Hello in this lecture we’re going to create the liability section of the balance sheet. In prior lectures, we have taken a look at the assets in terms of first current assets and then property, plant and equipment and given us the total assets at that time, then we are now going to move on to liabilities, and that will be part of the second part of the balance sheet meaning it’ll then sum up to total liabilities and owner’s equity. We are going to be taking this information of course from the adjusted trial balance the adjusted trial balance in the format of debits and credits, we are now formatting it in the format of the accounting equation. Still the double entry accounting system just in two different formats, just reshuffling the puzzles so that different readers can understand the financial statements even though they don’t understand debits and credits.

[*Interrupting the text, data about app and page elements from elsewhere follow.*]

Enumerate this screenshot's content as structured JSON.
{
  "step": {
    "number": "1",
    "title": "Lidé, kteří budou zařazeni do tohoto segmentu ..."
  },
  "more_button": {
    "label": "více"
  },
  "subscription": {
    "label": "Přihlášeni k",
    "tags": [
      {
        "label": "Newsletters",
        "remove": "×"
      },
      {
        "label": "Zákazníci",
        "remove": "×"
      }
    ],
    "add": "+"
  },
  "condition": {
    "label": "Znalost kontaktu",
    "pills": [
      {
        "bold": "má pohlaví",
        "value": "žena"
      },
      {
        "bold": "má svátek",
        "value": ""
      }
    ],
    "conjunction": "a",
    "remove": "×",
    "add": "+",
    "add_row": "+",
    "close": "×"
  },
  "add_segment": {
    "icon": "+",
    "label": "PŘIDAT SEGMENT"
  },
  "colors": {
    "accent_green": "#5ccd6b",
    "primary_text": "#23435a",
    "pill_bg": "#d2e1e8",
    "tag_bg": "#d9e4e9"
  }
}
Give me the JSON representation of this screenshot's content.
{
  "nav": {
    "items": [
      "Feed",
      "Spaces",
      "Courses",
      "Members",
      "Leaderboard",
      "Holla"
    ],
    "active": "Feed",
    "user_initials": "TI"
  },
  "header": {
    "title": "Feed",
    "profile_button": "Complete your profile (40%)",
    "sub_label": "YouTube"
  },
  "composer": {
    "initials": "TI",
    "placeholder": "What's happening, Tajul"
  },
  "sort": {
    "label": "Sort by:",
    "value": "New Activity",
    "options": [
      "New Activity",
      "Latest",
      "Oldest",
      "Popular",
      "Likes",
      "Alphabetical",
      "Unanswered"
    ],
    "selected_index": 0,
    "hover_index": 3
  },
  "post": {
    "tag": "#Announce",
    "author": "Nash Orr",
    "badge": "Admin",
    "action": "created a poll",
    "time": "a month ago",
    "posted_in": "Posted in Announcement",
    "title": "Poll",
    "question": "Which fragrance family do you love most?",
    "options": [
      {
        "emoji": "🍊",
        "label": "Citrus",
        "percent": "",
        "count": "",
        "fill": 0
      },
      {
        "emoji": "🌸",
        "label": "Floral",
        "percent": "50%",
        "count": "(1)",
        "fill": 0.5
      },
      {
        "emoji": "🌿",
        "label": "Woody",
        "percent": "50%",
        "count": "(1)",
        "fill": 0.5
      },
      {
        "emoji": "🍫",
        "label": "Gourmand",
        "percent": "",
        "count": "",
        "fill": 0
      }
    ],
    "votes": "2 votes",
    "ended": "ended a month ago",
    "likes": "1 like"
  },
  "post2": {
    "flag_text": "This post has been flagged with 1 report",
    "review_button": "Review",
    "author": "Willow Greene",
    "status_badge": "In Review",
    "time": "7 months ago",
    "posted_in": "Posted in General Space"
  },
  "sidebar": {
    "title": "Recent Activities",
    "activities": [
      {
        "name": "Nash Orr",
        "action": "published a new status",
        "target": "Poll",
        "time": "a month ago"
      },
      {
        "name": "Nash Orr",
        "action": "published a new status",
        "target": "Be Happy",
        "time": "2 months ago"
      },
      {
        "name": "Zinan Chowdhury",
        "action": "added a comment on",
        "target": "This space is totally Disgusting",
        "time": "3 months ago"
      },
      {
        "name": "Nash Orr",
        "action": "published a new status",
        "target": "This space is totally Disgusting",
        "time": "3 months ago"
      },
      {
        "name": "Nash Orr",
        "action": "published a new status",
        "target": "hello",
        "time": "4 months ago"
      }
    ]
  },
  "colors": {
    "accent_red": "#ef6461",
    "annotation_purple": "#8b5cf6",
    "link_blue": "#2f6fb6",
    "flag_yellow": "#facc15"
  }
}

Hello in this lecture, we’re going to create the current asset section of the balance sheet, we’re going to create this current asset section from a trial balance, we’re going to piece together the financial statements piece by piece as we go through a series of lectures, the trial balance being here at this is going to be the adjusted trial balance. And what will happen is we will then find a home for all of the accounts on the financial statements. Once we then do that, that means that we have then converted this from the double entry accounting system being in the format of debits minus credits equaling zero or debits equaling the credits to the assets equals liabilities plus the owner’s equity, basically the accounting equation, which is reflected on the balance sheet. So we’re going to start off by doing the current assets section, which will just be this part we’re going to find a home for these first few accounts.
Hello in this lecture, we’re going to record the adjusting entry related to insurance, we’re going to record the transaction up here on the left hand side and then post that to the trial balance on the right hand side, the trial balance being in the format of assets in green liabilities in orange. Then we have the equity section in light blue and the income statement, including revenue and expenses in the darker blue. We will start off by just identifying the accounts that will be affected and then talk about why they will be affected. So we know that we have the adjusting entries. Remember that adjusting entries should be kept separate in your head in that they do have the same characteristics of having debits and credits in at least two accounts affected however, they’re also all as of the end of the time period, either the end of the month or the end of the year.